DrugLib.com — Drug Information Portal

Rx drug information, pharmaceutical research, clinical trials, news, and more

Perioperative Insulin Glargine Dosing Study

Information source: William Beaumont Hospitals
ClinicalTrials.gov processed this data on August 23, 2015
Link to the current ClinicalTrials.gov record.

Condition(s) targeted: Diabetes; Surgery

Intervention: Lantus (Drug); Insulin (Other); Lantus (Drug)

Phase: Phase 4

Status: Completed

Sponsored by: Tamra Dukatz

Official(s) and/or principal investigator(s):
Tamra Dukatz, MSN, CRNA, Principal Investigator, Affiliation: William Beaumont Hospitals


The main objective of this study is to compare three strategies of evening insulin glargine dosing to preoperative glucose values in patients with diabetes undergoing surgery to determine which dosing strategies most often achieves the admission target study values of 100-179 mg/dl.

Clinical Details

Official title: A Study of the Relationship Between the Proportional Insulin Glargine Evening Dose and the Perioperative Serum Glucose Values in Patients With Diabetes Undergoing Surgery

Study design: Allocation: Randomized, Endpoint Classification: Safety/Efficacy Study, Intervention Model: Parallel Assignment, Masking: Open Label, Primary Purpose: Treatment

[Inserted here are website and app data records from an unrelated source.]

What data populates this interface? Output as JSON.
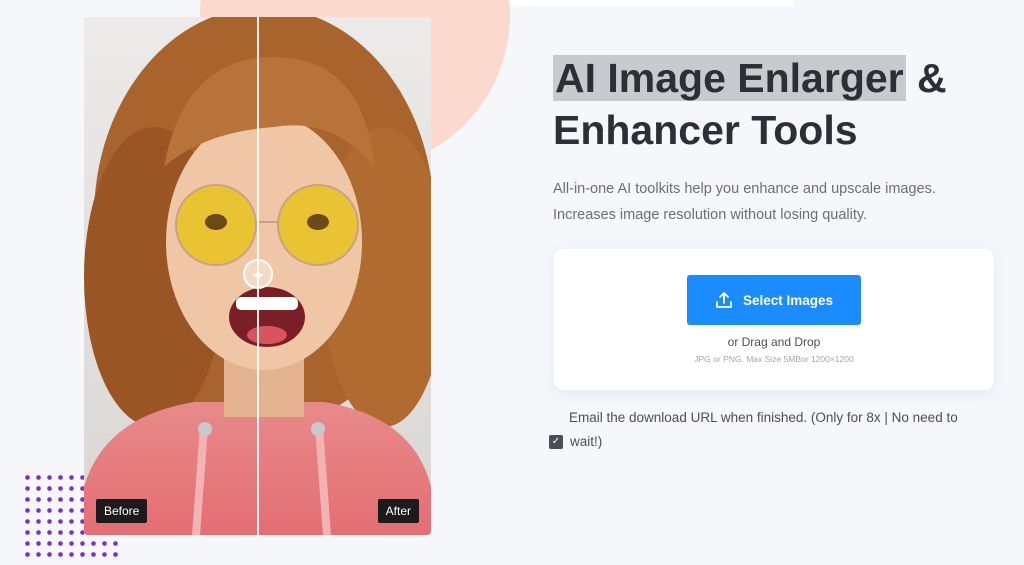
{
  "headline": {
    "highlighted": "AI Image Enlarger",
    "rest_line1": " &",
    "line2": "Enhancer Tools"
  },
  "subtitle": {
    "line1": "All-in-one AI toolkits help you enhance and upscale images.",
    "line2": "Increases image resolution without losing quality."
  },
  "compare": {
    "before_label": "Before",
    "after_label": "After",
    "handle_icon": "arrows-left-right-icon"
  },
  "upload": {
    "button_label": "Select Images",
    "button_icon": "upload-icon",
    "drag_text": "or Drag and Drop",
    "hint_text": "JPG or PNG. Max Size 5MBor 1200×1200",
    "accent_color": "#1a8cff"
  },
  "email_option": {
    "checked": true,
    "line1": "Email the download URL when finished. (Only for 8x | No need to",
    "line2": "wait!)"
  },
  "colors": {
    "background": "#f6f7fb",
    "peach": "#fbd9cf",
    "dots": "#7a2fd0",
    "heading": "#2b2f36"
  }
}
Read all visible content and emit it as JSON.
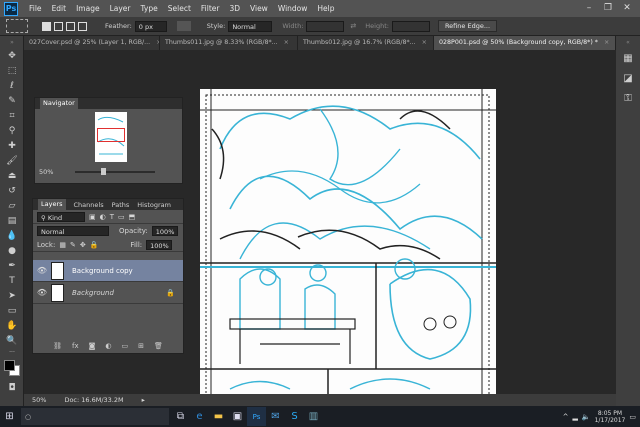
{
  "menubar": {
    "logo": "Ps",
    "items": [
      "File",
      "Edit",
      "Image",
      "Layer",
      "Type",
      "Select",
      "Filter",
      "3D",
      "View",
      "Window",
      "Help"
    ],
    "minimize": "–",
    "restore": "❐",
    "close": "✕"
  },
  "options": {
    "feather_label": "Feather:",
    "feather_value": "0 px",
    "style_label": "Style:",
    "style_value": "Normal",
    "width_label": "Width:",
    "height_label": "Height:",
    "refine_edge": "Refine Edge..."
  },
  "tabs": [
    {
      "label": "027Cover.psd @ 25% (Layer 1, RGB/..."
    },
    {
      "label": "Thumbs011.jpg @ 8.33% (RGB/8*..."
    },
    {
      "label": "Thumbs012.jpg @ 16.7% (RGB/8*..."
    },
    {
      "label": "028P001.psd @ 50% (Background copy, RGB/8*) *"
    }
  ],
  "navigator": {
    "title": "Navigator",
    "zoom": "50%"
  },
  "layers_panel": {
    "tabs": [
      "Layers",
      "Channels",
      "Paths",
      "Histogram"
    ],
    "kind": "Kind",
    "blend_mode": "Normal",
    "opacity_label": "Opacity:",
    "opacity_value": "100%",
    "lock_label": "Lock:",
    "fill_label": "Fill:",
    "fill_value": "100%",
    "layers": [
      {
        "name": "Background copy",
        "selected": true
      },
      {
        "name": "Background",
        "selected": false
      }
    ]
  },
  "status": {
    "zoom": "50%",
    "doc": "Doc: 16.6M/33.2M"
  },
  "taskbar": {
    "time": "8:05 PM",
    "date": "1/17/2017"
  },
  "colors": {
    "sketch_blue": "#39b4d6",
    "ink": "#222222",
    "selected_layer": "#7583a0"
  }
}
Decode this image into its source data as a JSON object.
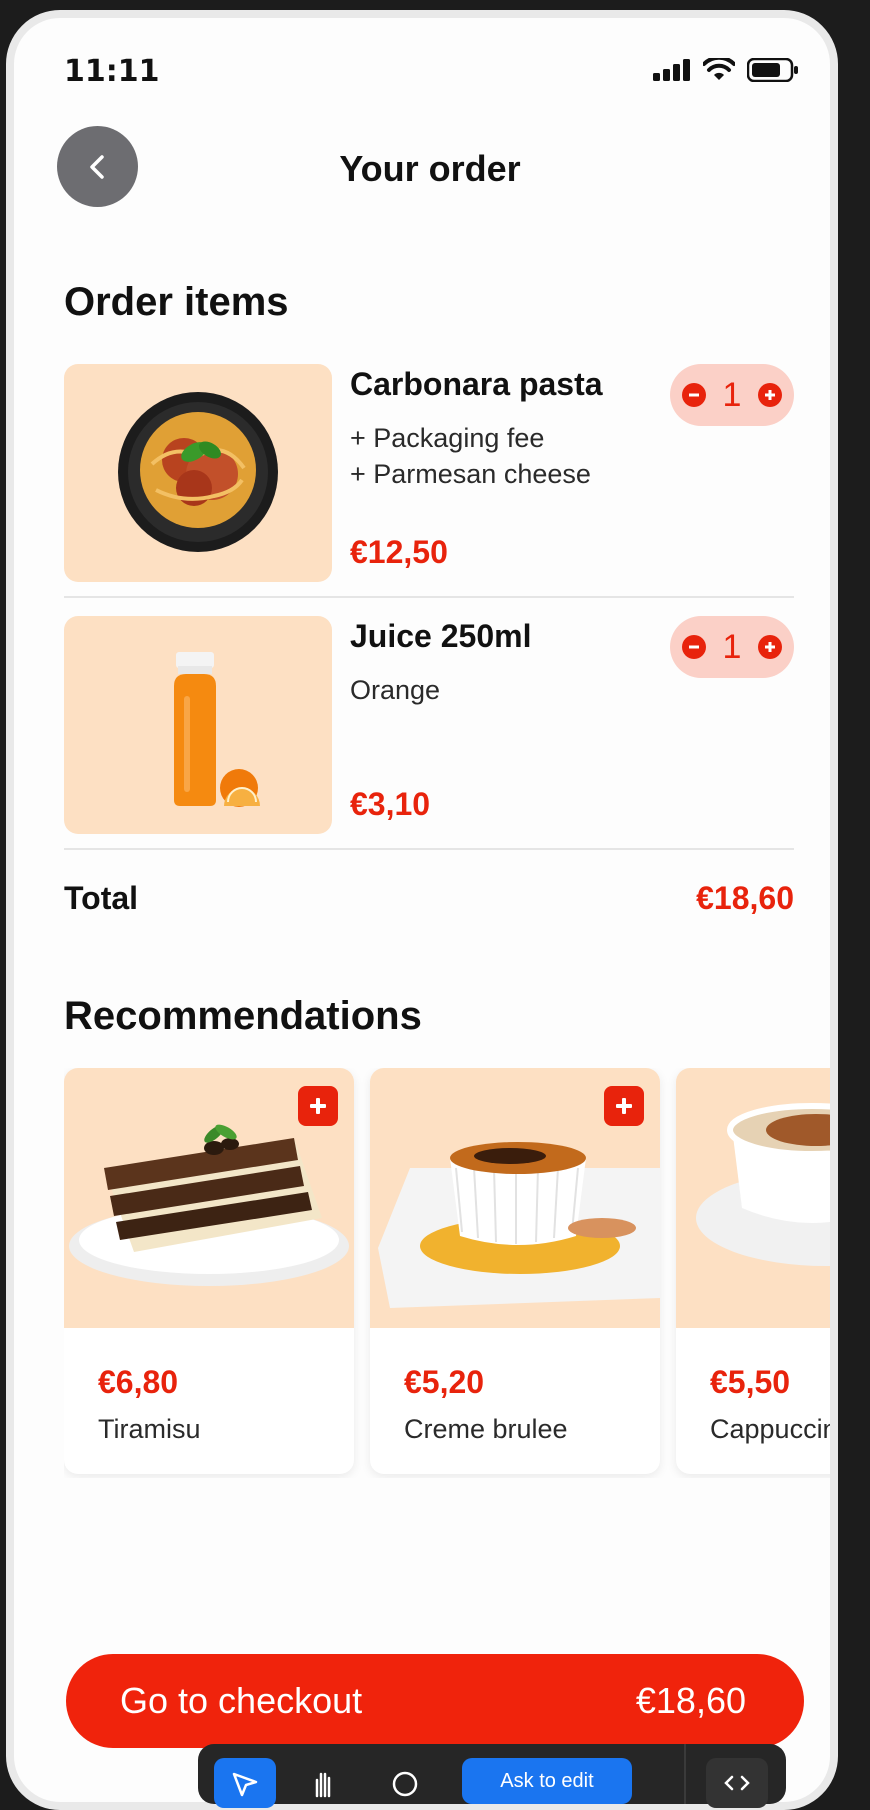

Primary outcome: Primary: Preoperative Fasting Blood Sugar Upon Arrival at the Hospital Prior to Surgery

Detailed description: There are no evidence-based guidelines for insulin glargine (Lantus) dosing in the perioperative setting. Insulin glargine provides peakless 24-hour coverage of basal insulin needs for people with both Type 1 and Type 2 diabetes. Insulin glargine may be used as the sole insulin or in combination with other rapid-acting insulin to achieve glycemic control. Anesthesia literature recommends that blood sugar values on insulin-dependent patients be maintained between 120-180 mg/dl in most surgeries. Symptoms of low blood sugar are undetectable in anesthetized patients, and blood glucose is tested at least hourly. Since patients are still awake and alert toward hypoglycemic symptoms in the preoperative area, the admission target study values are 100-179 mg/dl. Glucose values greater than 200 mg/dl have been associated with increased rates of infection, and exacerbated complications if a major cardiovascular event happens. Frequently insulin glargine is administered in the evening. Patients who are scheduled for surgery in the morning are asked not to eat or drink after midnight. Some endocrinology experts recommend that all or part of the patient's usual insulin glargine should be given to avoid high blood sugar; however, whenever insulin is given without food, the possibility of low blood sugar exists. 1. Patients in Group 1 will administer 80% of their usual insulin glargine dose. 2. Group 2 patients will contact their own diabetes care physician and follow those recommendations for the dose. 3. Group 3 patients will take 50%, 80%, or 100% of their usual insulin glargine dose. Which of those three percentages will be determined by the midpoint of the patient's usual self-reported fasting blood sugar (FBS) range and whether the patients is also taking a rapid-acting insulin.


Minimum age: 18 Years. Maximum age: N/A. Gender(s): Both.


Inclusion Criteria:

- Scheduled for Surgical Procedure

- Self Management of Diabetes

- Currently on Evening Insulin Glargine prescribed by Primary Care Physician

- Age 18 or over

- Able to Communicate Clearly over the Phone

- Pre-screened by Anesthesia Department > 48 hours prior to Surgery

Exclusion Criteria:

- On Glucocorticoid Medication

- On Insulin Glargine Dual Dosing or Sliding Scale Regimen

- History of Hypoglycemia Unawareness

- Pregnancy or Lactating Female

- On Insulin Glargine for < 3 months

Locations and Contacts

William Beaumont Hospital, Royal Oak, Michigan 48073, United States

William Beaumont Hospital, Troy, Michigan 48085, United States

Additional Information

Starting date: October 2005
Last updated: November 1, 2012

Page last updated: August 23, 2015

-- advertisement -- The American Red Cross
Home | About Us | Contact Us | Site usage policy | Privacy policy

All Rights reserved - Copyright DrugLib.com, 2006-2017